**PROBLEM DESCRIPTION**
The text of every record, exactly as given and with no pictures, should be your output.

Dataset items:
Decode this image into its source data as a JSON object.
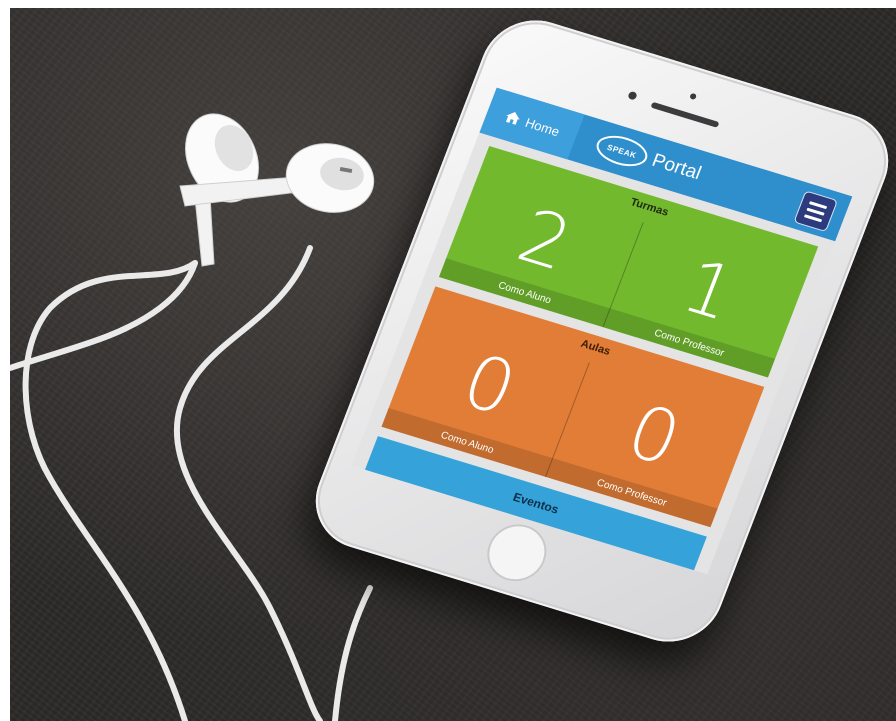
{
  "app": {
    "home_label": "Home",
    "logo_text": "SPEAK",
    "portal_label": "Portal"
  },
  "icons": {
    "home": "home-icon",
    "menu": "hamburger-menu-icon"
  },
  "colors": {
    "topbar": "#2f8fcd",
    "menu_button": "#2b3b7e",
    "turmas_card": "#72b92e",
    "aulas_card": "#e27d37",
    "eventos_bar": "#35a3da"
  },
  "cards": [
    {
      "title": "Turmas",
      "left": {
        "value": "2",
        "label": "Como Aluno"
      },
      "right": {
        "value": "1",
        "label": "Como Professor"
      }
    },
    {
      "title": "Aulas",
      "left": {
        "value": "0",
        "label": "Como Aluno"
      },
      "right": {
        "value": "0",
        "label": "Como Professor"
      }
    }
  ],
  "events": {
    "label": "Eventos"
  }
}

**EXPECTED OUTPUT**
Decode this image into its source data as a JSON object.
{
  "app": {
    "home_label": "Home",
    "logo_text": "SPEAK",
    "portal_label": "Portal"
  },
  "icons": {
    "home": "home-icon",
    "menu": "hamburger-menu-icon"
  },
  "colors": {
    "topbar": "#2f8fcd",
    "menu_button": "#2b3b7e",
    "turmas_card": "#72b92e",
    "aulas_card": "#e27d37",
    "eventos_bar": "#35a3da"
  },
  "cards": [
    {
      "title": "Turmas",
      "left": {
        "value": "2",
        "label": "Como Aluno"
      },
      "right": {
        "value": "1",
        "label": "Como Professor"
      }
    },
    {
      "title": "Aulas",
      "left": {
        "value": "0",
        "label": "Como Aluno"
      },
      "right": {
        "value": "0",
        "label": "Como Professor"
      }
    }
  ],
  "events": {
    "label": "Eventos"
  }
}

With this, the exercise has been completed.